Damien Broderick thespike at satx.rr.com
Mon Jun 14 18:57:48 UTC 2010

On 6/14/2010 10:52 AM, Keith Henson wrote:

> About the same time, AC Clarke wrote into his stories that it would
> take billions of years to generate artificial minds.

No, a million or so in THE CITY AND THE STARS, and it was not your usual 
AI in a box.

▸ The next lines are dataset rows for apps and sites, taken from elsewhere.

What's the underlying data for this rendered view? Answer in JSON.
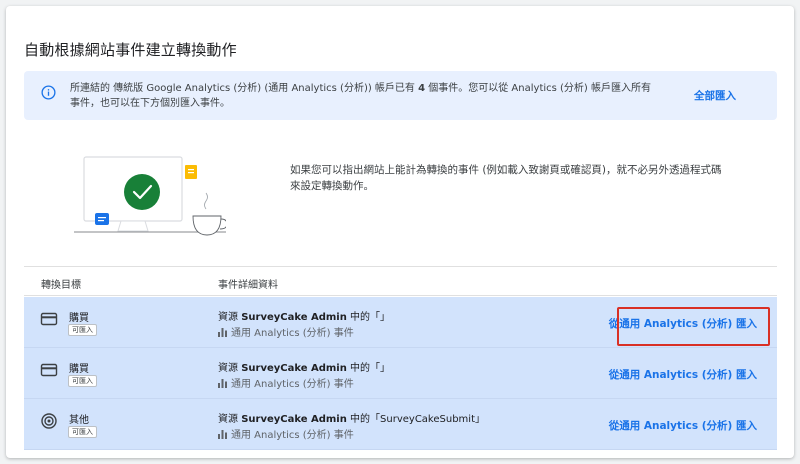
{
  "page": {
    "title": "自動根據網站事件建立轉換動作"
  },
  "banner": {
    "text_before": "所連結的 傳統版 Google Analytics (分析) (通用 Analytics (分析)) 帳戶已有 ",
    "count": "4",
    "text_after": " 個事件。您可以從 Analytics (分析) 帳戶匯入所有事件，也可以在下方個別匯入事件。",
    "import_all_label": "全部匯入"
  },
  "intro": {
    "description": "如果您可以指出網站上能計為轉換的事件 (例如載入致謝頁或確認頁)，就不必另外透過程式碼來設定轉換動作。"
  },
  "table": {
    "headers": {
      "goal": "轉換目標",
      "detail": "事件詳細資料"
    },
    "rows": [
      {
        "icon": "credit-card-icon",
        "goal": "購買",
        "badge": "可匯入",
        "detail_prefix": "資源 ",
        "detail_source": "SurveyCake Admin",
        "detail_suffix": " 中的「」",
        "detail_sub": "通用 Analytics (分析) 事件",
        "action": "從通用 Analytics (分析) 匯入",
        "highlighted": true
      },
      {
        "icon": "credit-card-icon",
        "goal": "購買",
        "badge": "可匯入",
        "detail_prefix": "資源 ",
        "detail_source": "SurveyCake Admin",
        "detail_suffix": " 中的「」",
        "detail_sub": "通用 Analytics (分析) 事件",
        "action": "從通用 Analytics (分析) 匯入",
        "highlighted": false
      },
      {
        "icon": "target-icon",
        "goal": "其他",
        "badge": "可匯入",
        "detail_prefix": "資源 ",
        "detail_source": "SurveyCake Admin",
        "detail_suffix": " 中的「SurveyCakeSubmit」",
        "detail_sub": "通用 Analytics (分析) 事件",
        "action": "從通用 Analytics (分析) 匯入",
        "highlighted": false
      }
    ]
  },
  "colors": {
    "accent": "#1a73e8",
    "banner_bg": "#e8f0fe",
    "row_bg": "#d2e3fc",
    "highlight": "#d93025",
    "check_green": "#188038"
  }
}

"No disembodied intelligence had ever been encountered in the natural 
Universe; the Empire set out to create one. We have forgotten, with so 
much else, the skills and knowledge that made this possible. The 
scientists of the Empire had mastered all the forces of Nature, all the 
secrets of time and space. As our minds are the by-product of an 
immensely intricate arrangement of brain cells, linked together by the 
network of the nervous system, so they strove to create a brain whose 
components were not material, but patterns embossed upon space itself. 
Such a brain, if one can call it that, would use electrical or yet 
higher forces for its operation, and would be completely free from the 
tyranny of matter. It could function with far greater speed than any 
organic intelligence; it could endure as long as there was an erg of 
free energy left in the Universe, and no limit could be seen for its 
powers. Once created, it would develop potentialities which even its 
makers could not foresee.
	"Largely as a result of the experience gained in his own regeneration, 
Man suggested that the creation of such beings should be attempted. It 
was the greatest challenge ever thrown out to intelligence in the 
Universe, and after centuries of debate it was accepted. All the races 
of the Galaxy joined together in its fulfilment.
	"More than a million years were to separate the dream from the reality."

The billion or more happened after the first disembodied AI went feral 
and started to chew up the universe, before it was shoved into what 
sounds very like a black hole.

The key place where Campbell went wrong was supposing that nuclear 
energy would be easy to handle, and ubiquitous (and in 1942 he can't be 
faulted for not knowing--Fermi's first reactor wasn't critical until 
December of that year).

Damien Broderick

More information about the extropy-chat mailing list